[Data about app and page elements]
= = = = = = =

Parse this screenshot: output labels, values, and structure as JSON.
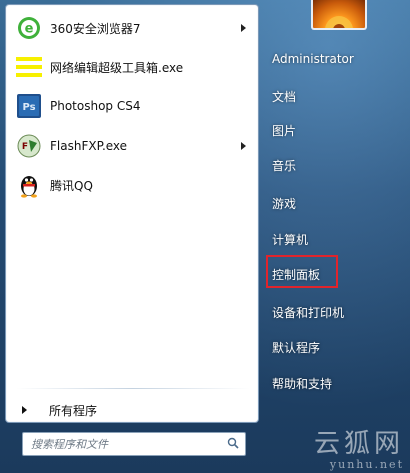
{
  "programs": [
    {
      "label": "360安全浏览器7",
      "icon": "360-browser-icon",
      "has_submenu": true
    },
    {
      "label": "网络编辑超级工具箱.exe",
      "icon": "exe-icon",
      "has_submenu": false
    },
    {
      "label": "Photoshop CS4",
      "icon": "photoshop-icon",
      "has_submenu": false
    },
    {
      "label": "FlashFXP.exe",
      "icon": "flashfxp-icon",
      "has_submenu": true
    },
    {
      "label": "腾讯QQ",
      "icon": "qq-penguin-icon",
      "has_submenu": false
    }
  ],
  "all_programs": {
    "label": "所有程序"
  },
  "search": {
    "placeholder": "搜索程序和文件"
  },
  "right_panel": {
    "user_name": "Administrator",
    "items": [
      {
        "label": "文档"
      },
      {
        "label": "图片"
      },
      {
        "label": "音乐"
      },
      {
        "label": "游戏"
      },
      {
        "label": "计算机"
      },
      {
        "label": "控制面板",
        "highlighted": true
      },
      {
        "label": "设备和打印机"
      },
      {
        "label": "默认程序"
      },
      {
        "label": "帮助和支持"
      }
    ]
  },
  "watermark": {
    "text": "云狐网",
    "url": "yunhu.net"
  },
  "colors": {
    "highlight_border": "#e1242c"
  }
}
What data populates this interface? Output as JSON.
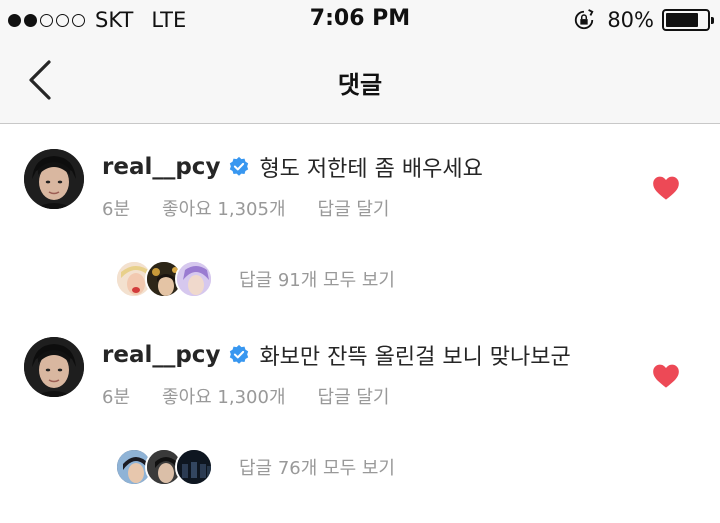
{
  "status_bar": {
    "carrier": "SKT",
    "network": "LTE",
    "time": "7:06 PM",
    "battery": "80%",
    "battery_level": 0.8,
    "signal_bars_filled": 2,
    "signal_bars_total": 5
  },
  "nav": {
    "title": "댓글",
    "back_icon": "chevron-left-icon"
  },
  "comments": [
    {
      "username": "real__pcy",
      "verified": true,
      "text": "형도 저한테 좀 배우세요",
      "time": "6분",
      "likes": "좋아요 1,305개",
      "reply_label": "답글 달기",
      "liked": true,
      "replies_label": "답글 91개 모두 보기"
    },
    {
      "username": "real__pcy",
      "verified": true,
      "text": "화보만 잔뜩 올린걸 보니 맞나보군",
      "time": "6분",
      "likes": "좋아요 1,300개",
      "reply_label": "답글 달기",
      "liked": true,
      "replies_label": "답글 76개 모두 보기"
    }
  ],
  "colors": {
    "heart": "#ed4956",
    "verified": "#3897f0",
    "meta_text": "#999999"
  }
}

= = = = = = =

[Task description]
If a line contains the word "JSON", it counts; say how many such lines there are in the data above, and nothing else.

[Written response]
2